Groundskeeper Willie: Alright, what's so fine and great about your fancy pants leader?!?
Homer: The Leader knows all and sees all!
Groundskeeper Willie: Oh! This Leader, he sounds like a grand fella!
Marge: Willie, I'm not sure we're making any headway here.
Groundskeeper Willie: Would you shut up, woman! He's talking about my Leader!

War Victory Monument
Another view of the War Victory Monument
The rest of our afternoon included a tour of War Victory Monument Park and a visit to the Monument to Party Foundation for a closer look at the Workers’ Party of Korea’s iconic stone hammer, brush, and sickle. Then we dropped by the Golden Lane Bowling Alley for our group’s last itinerary item, a chance to relax with locals. The North Koreans there were not especially interested in playing with us right then, so a few of us gathered around a pool table for matches that pitted Brits versus Americans. The Colonies were bested every time, unfortunately. At least the beer was cheap.

Monument to Party Foundation
This was our final day together. Most of the group had opted for a four-day excursion, while David and I were scheduled to travel independently for three more days.
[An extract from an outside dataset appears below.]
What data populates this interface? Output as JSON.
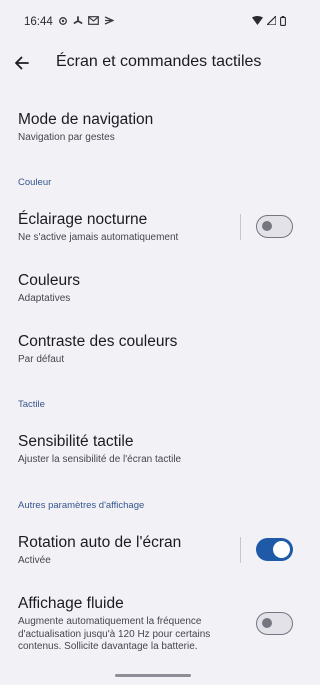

Thereafter we’d have a smaller van and, hopefully, enjoy a bit more flexibility. Of course we’d still be accompanied by two eagle-eyed guides, and we’d still be required to follow the rules. Still I knew we’d be treated well. Throughout the day, news about my letter had traveled quickly throughout the community of North Korean guides. Apparently I’d managed to strike an acceptable balance of gratitude and contrition, which meant warm smiles all around. The senior guide wanted the letter read on Pyongyang television. 

Something tells me I'm going to have some interesting conversations with U.S. government officials one day.
All photographs - except for "Meeting" and "Bowing" - © Andrew Wood
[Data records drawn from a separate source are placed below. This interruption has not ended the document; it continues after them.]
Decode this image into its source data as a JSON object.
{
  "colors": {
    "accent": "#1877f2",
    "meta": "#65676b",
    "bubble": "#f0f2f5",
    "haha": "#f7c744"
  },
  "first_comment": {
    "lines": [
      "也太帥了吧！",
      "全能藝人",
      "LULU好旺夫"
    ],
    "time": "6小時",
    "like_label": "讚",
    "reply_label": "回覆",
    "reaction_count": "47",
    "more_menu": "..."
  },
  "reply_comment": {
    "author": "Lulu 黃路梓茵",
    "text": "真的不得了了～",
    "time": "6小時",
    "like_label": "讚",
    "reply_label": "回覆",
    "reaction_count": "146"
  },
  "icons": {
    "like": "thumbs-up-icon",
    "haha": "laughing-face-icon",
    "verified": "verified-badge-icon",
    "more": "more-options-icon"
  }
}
2 comments:

Hannah said...

Andy, thank you for blogging about your time in the DPRK! I find it very fascinating to read. I recently watched a documentary on North Korea from the perspective of an American visitor (the limited footage she could capture) and your words are pretty consistant with what I learned from that film. It's interesting for me to make the connections. Again, great posts and I'm glad you got home safe.


Hannah

Andrew Wood said...

I'm glad you're digging the blog, Hannah! Stay tuned. Days Five through Seven are coming soon!